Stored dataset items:
────

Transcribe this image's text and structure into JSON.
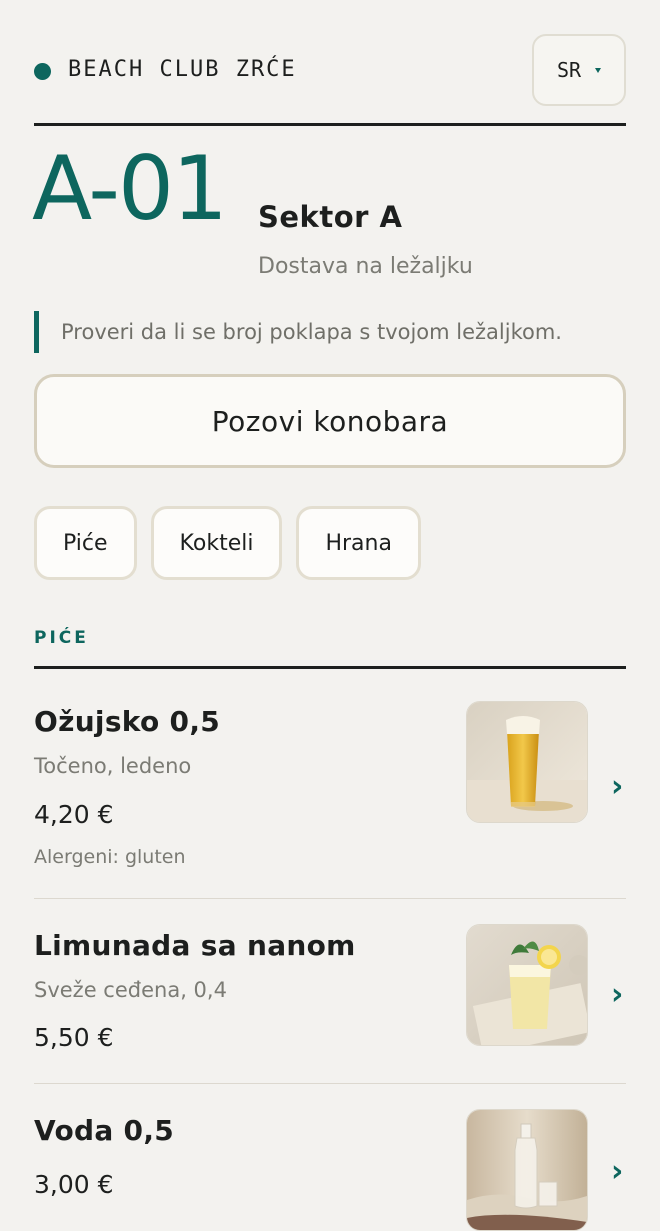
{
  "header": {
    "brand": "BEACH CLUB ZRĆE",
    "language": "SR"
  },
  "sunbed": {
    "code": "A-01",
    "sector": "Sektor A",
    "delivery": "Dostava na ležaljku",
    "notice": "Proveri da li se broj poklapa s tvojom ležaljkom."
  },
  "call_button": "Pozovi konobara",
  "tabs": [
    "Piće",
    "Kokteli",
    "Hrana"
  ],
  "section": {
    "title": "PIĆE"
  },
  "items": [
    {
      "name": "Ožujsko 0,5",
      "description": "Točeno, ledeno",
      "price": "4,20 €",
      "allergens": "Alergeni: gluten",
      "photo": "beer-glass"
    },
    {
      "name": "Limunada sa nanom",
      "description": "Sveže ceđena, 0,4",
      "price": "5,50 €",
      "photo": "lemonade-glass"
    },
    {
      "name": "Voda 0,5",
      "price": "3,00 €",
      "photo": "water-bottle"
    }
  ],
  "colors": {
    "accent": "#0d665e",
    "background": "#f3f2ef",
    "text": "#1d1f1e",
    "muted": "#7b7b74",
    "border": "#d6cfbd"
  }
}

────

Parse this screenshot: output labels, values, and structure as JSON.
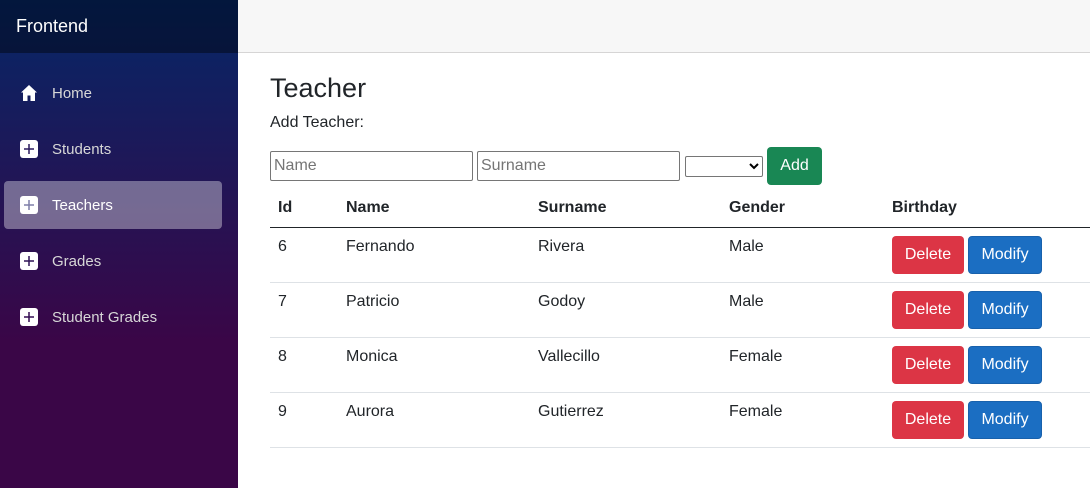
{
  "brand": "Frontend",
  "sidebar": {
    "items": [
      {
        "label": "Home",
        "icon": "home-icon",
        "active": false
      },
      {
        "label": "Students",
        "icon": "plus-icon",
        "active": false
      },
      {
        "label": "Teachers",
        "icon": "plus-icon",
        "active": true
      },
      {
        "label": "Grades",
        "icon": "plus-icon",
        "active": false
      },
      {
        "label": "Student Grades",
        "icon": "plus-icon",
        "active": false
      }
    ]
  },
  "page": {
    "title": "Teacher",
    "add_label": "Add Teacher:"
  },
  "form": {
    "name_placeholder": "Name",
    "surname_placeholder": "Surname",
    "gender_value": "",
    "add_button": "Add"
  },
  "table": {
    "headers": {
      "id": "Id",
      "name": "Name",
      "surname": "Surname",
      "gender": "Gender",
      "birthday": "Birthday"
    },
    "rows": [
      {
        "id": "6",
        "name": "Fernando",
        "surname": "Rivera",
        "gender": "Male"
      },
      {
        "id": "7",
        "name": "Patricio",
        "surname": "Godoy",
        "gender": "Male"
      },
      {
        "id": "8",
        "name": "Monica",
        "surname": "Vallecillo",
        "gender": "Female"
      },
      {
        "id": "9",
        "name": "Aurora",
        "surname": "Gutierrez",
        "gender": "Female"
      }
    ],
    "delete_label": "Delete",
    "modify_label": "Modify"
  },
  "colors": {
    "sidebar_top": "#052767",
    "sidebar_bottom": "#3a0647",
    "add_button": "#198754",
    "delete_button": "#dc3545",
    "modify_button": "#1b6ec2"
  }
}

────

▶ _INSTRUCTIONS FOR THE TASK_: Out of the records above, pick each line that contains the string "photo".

▶ _RESULT OF THE EXERCISE_:
      "photo": "beer-glass"
      "photo": "lemonade-glass"
      "photo": "water-bottle"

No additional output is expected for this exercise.